- The problem:
Make an exact copy of all the records that follow, apart from the pictures.

- Task data:
------------------------------------------------

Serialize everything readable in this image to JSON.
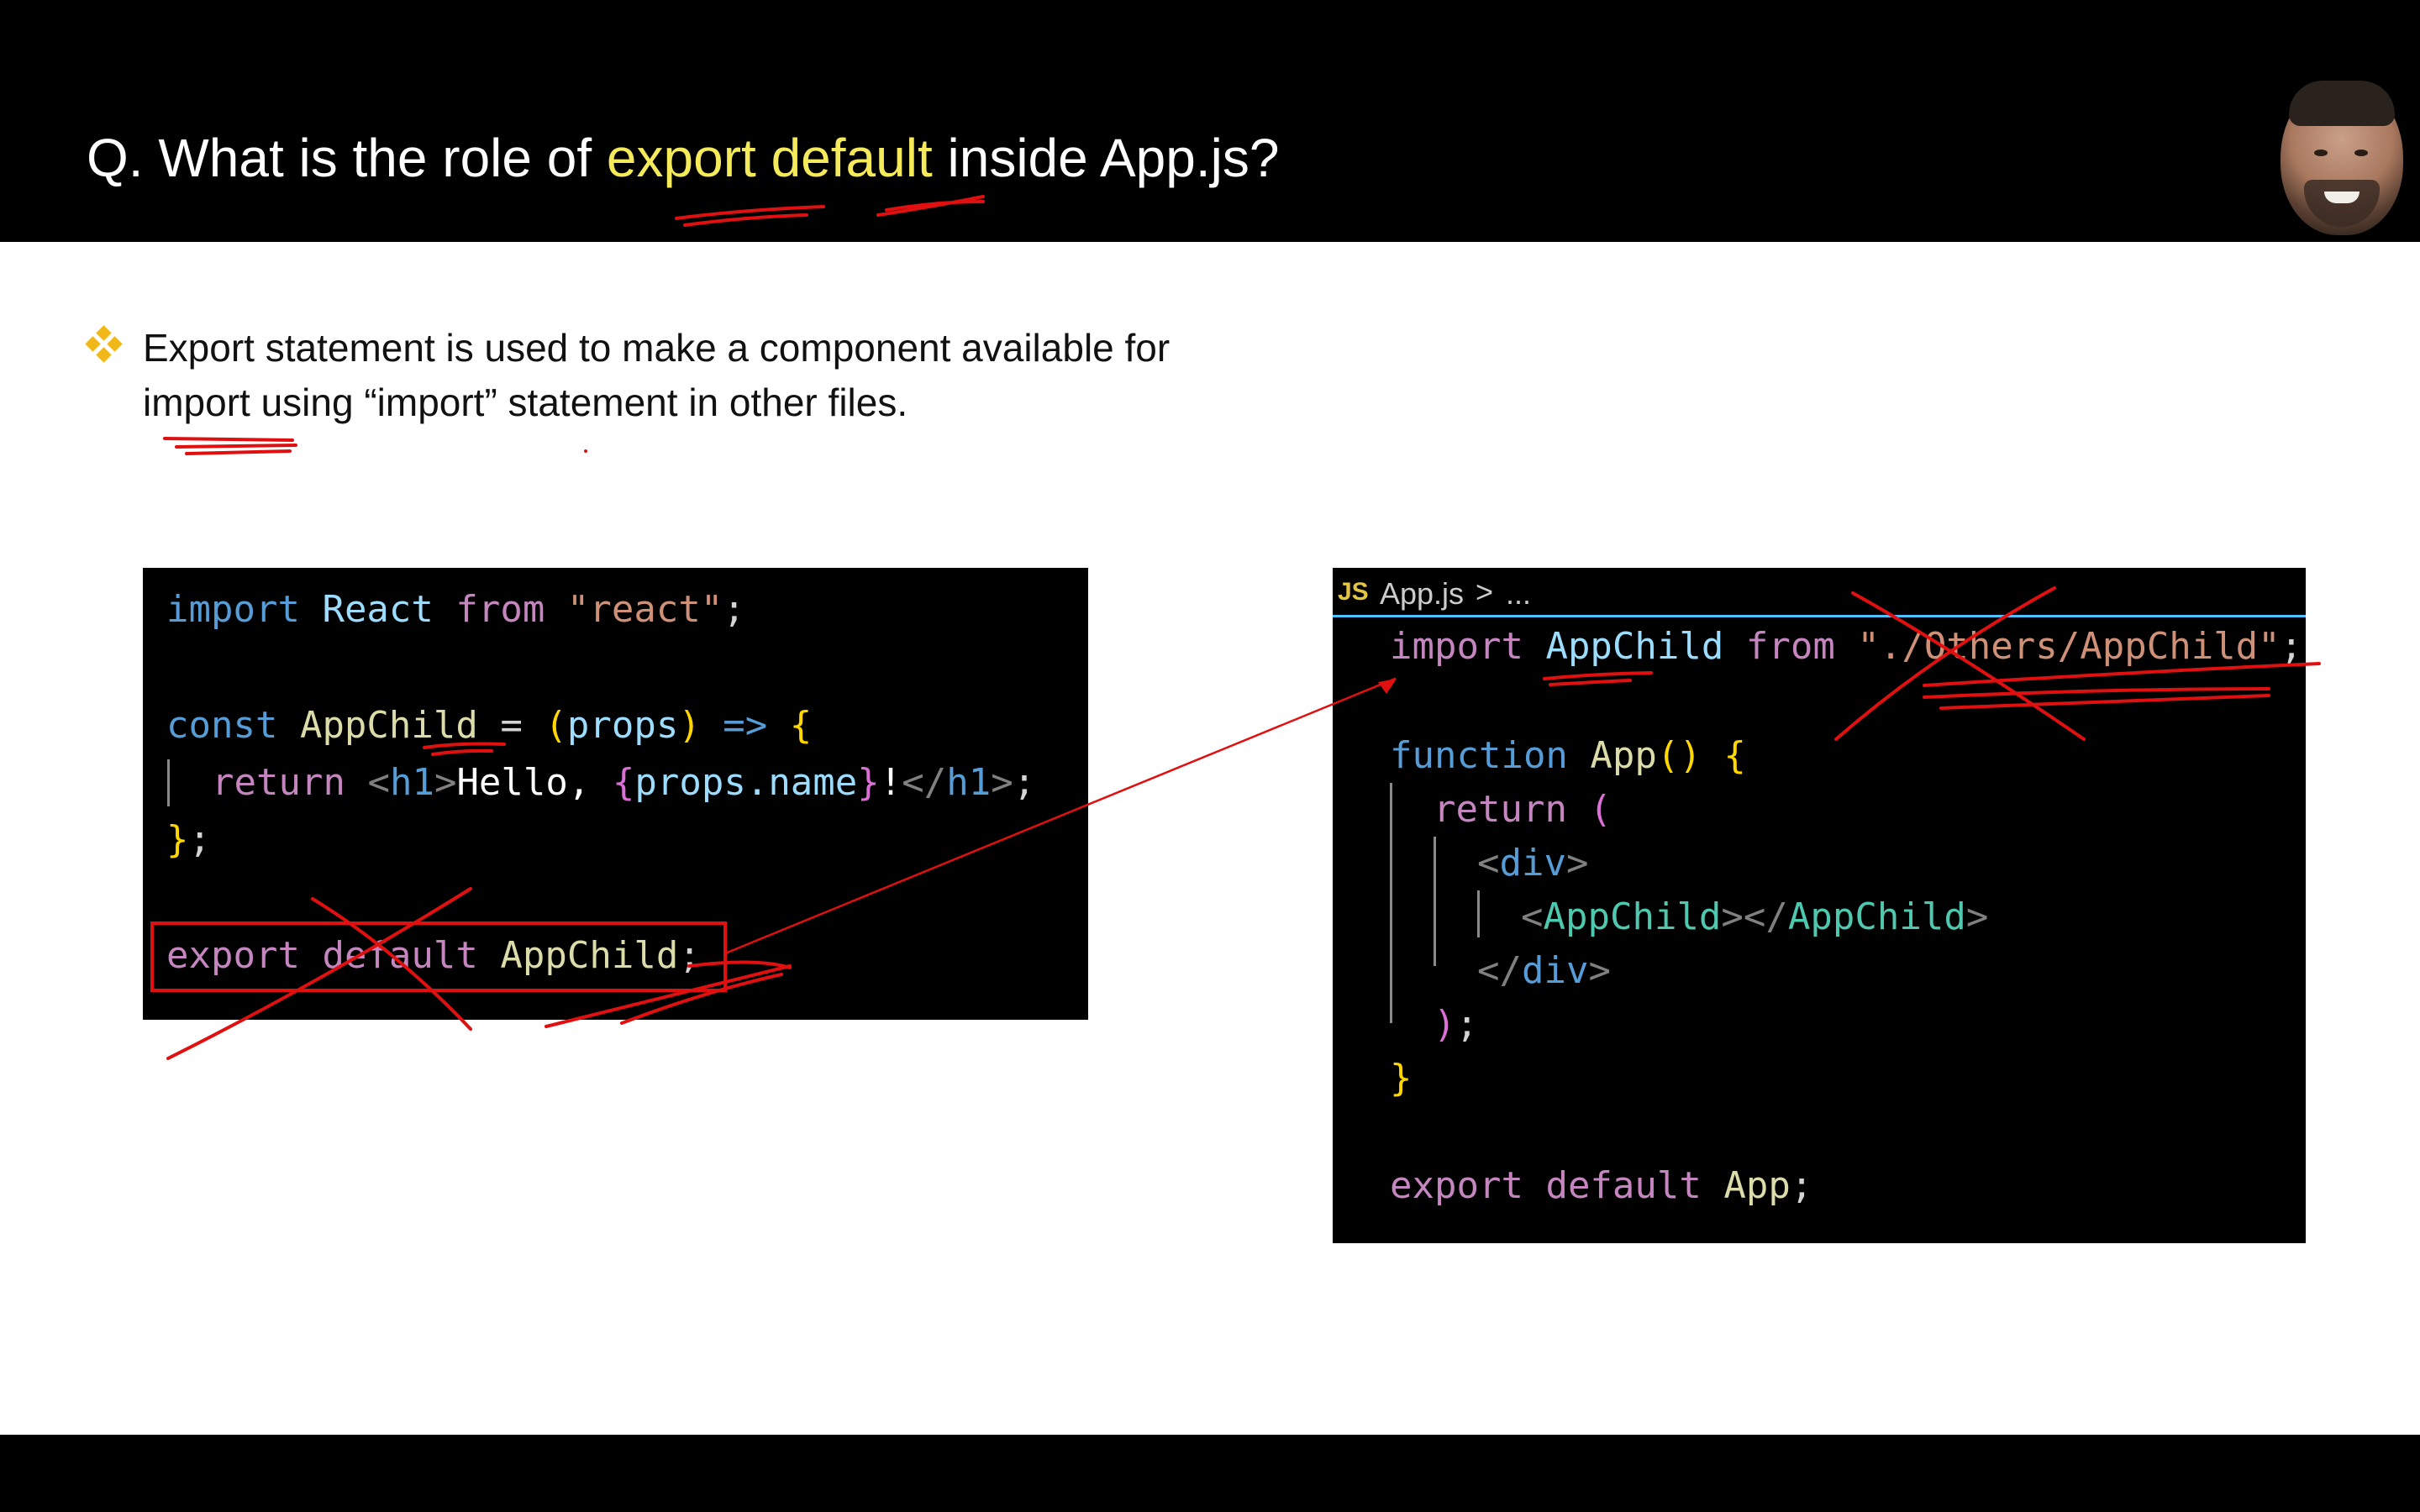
{
  "slide": {
    "question_prefix": "Q. What is the role of ",
    "question_highlight": "export default",
    "question_suffix": " inside App.js?",
    "bullet_text": "Export statement is used to make a component available for import using “import” statement in other files."
  },
  "code_left": {
    "l1": {
      "a": "import",
      "b": "React",
      "c": "from",
      "d": "\"react\"",
      "e": ";"
    },
    "l2": {
      "a": "const",
      "b": "AppChild",
      "c": " = ",
      "d": "(",
      "e": "props",
      "f": ")",
      "g": " => ",
      "h": "{"
    },
    "l3": {
      "a": "return",
      "b": "<",
      "c": "h1",
      "d": ">",
      "e": "Hello, ",
      "f": "{",
      "g": "props.name",
      "h": "}",
      "i": "!",
      "j": "</",
      "k": "h1",
      "l": ">",
      "m": ";"
    },
    "l4": {
      "a": "}",
      "b": ";"
    },
    "l5": {
      "a": "export",
      "b": "default",
      "c": "AppChild",
      "d": ";"
    }
  },
  "code_right": {
    "tab": {
      "icon": "JS",
      "file": "App.js",
      "sep": ">",
      "more": "..."
    },
    "l1": {
      "a": "import",
      "b": "AppChild",
      "c": "from",
      "d": "\"./Others/AppChild\"",
      "e": ";"
    },
    "l2": {
      "a": "function",
      "b": "App",
      "c": "()",
      "d": "{"
    },
    "l3": {
      "a": "return",
      "b": "("
    },
    "l4": {
      "a": "<",
      "b": "div",
      "c": ">"
    },
    "l5": {
      "a": "<",
      "b": "AppChild",
      "c": "></",
      "d": "AppChild",
      "e": ">"
    },
    "l6": {
      "a": "</",
      "b": "div",
      "c": ">"
    },
    "l7": {
      "a": ")",
      "b": ";"
    },
    "l8": {
      "a": "}"
    },
    "l9": {
      "a": "export",
      "b": "default",
      "c": "App",
      "d": ";"
    }
  },
  "colors": {
    "highlight": "#f4ea5a",
    "annotation_red": "#e01010",
    "bullet": "#f2b81a",
    "tab_underline": "#4fc1ff"
  },
  "icons": {
    "bullet": "diamond-bullet-icon",
    "file": "js-file-icon",
    "presenter": "presenter-avatar"
  }
}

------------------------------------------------

- Task answer:
Serialize everything readable in this image to JSON.
{
  "slide": {
    "question_prefix": "Q. What is the role of ",
    "question_highlight": "export default",
    "question_suffix": " inside App.js?",
    "bullet_text": "Export statement is used to make a component available for import using “import” statement in other files."
  },
  "code_left": {
    "l1": {
      "a": "import",
      "b": "React",
      "c": "from",
      "d": "\"react\"",
      "e": ";"
    },
    "l2": {
      "a": "const",
      "b": "AppChild",
      "c": " = ",
      "d": "(",
      "e": "props",
      "f": ")",
      "g": " => ",
      "h": "{"
    },
    "l3": {
      "a": "return",
      "b": "<",
      "c": "h1",
      "d": ">",
      "e": "Hello, ",
      "f": "{",
      "g": "props.name",
      "h": "}",
      "i": "!",
      "j": "</",
      "k": "h1",
      "l": ">",
      "m": ";"
    },
    "l4": {
      "a": "}",
      "b": ";"
    },
    "l5": {
      "a": "export",
      "b": "default",
      "c": "AppChild",
      "d": ";"
    }
  },
  "code_right": {
    "tab": {
      "icon": "JS",
      "file": "App.js",
      "sep": ">",
      "more": "..."
    },
    "l1": {
      "a": "import",
      "b": "AppChild",
      "c": "from",
      "d": "\"./Others/AppChild\"",
      "e": ";"
    },
    "l2": {
      "a": "function",
      "b": "App",
      "c": "()",
      "d": "{"
    },
    "l3": {
      "a": "return",
      "b": "("
    },
    "l4": {
      "a": "<",
      "b": "div",
      "c": ">"
    },
    "l5": {
      "a": "<",
      "b": "AppChild",
      "c": "></",
      "d": "AppChild",
      "e": ">"
    },
    "l6": {
      "a": "</",
      "b": "div",
      "c": ">"
    },
    "l7": {
      "a": ")",
      "b": ";"
    },
    "l8": {
      "a": "}"
    },
    "l9": {
      "a": "export",
      "b": "default",
      "c": "App",
      "d": ";"
    }
  },
  "colors": {
    "highlight": "#f4ea5a",
    "annotation_red": "#e01010",
    "bullet": "#f2b81a",
    "tab_underline": "#4fc1ff"
  },
  "icons": {
    "bullet": "diamond-bullet-icon",
    "file": "js-file-icon",
    "presenter": "presenter-avatar"
  }
}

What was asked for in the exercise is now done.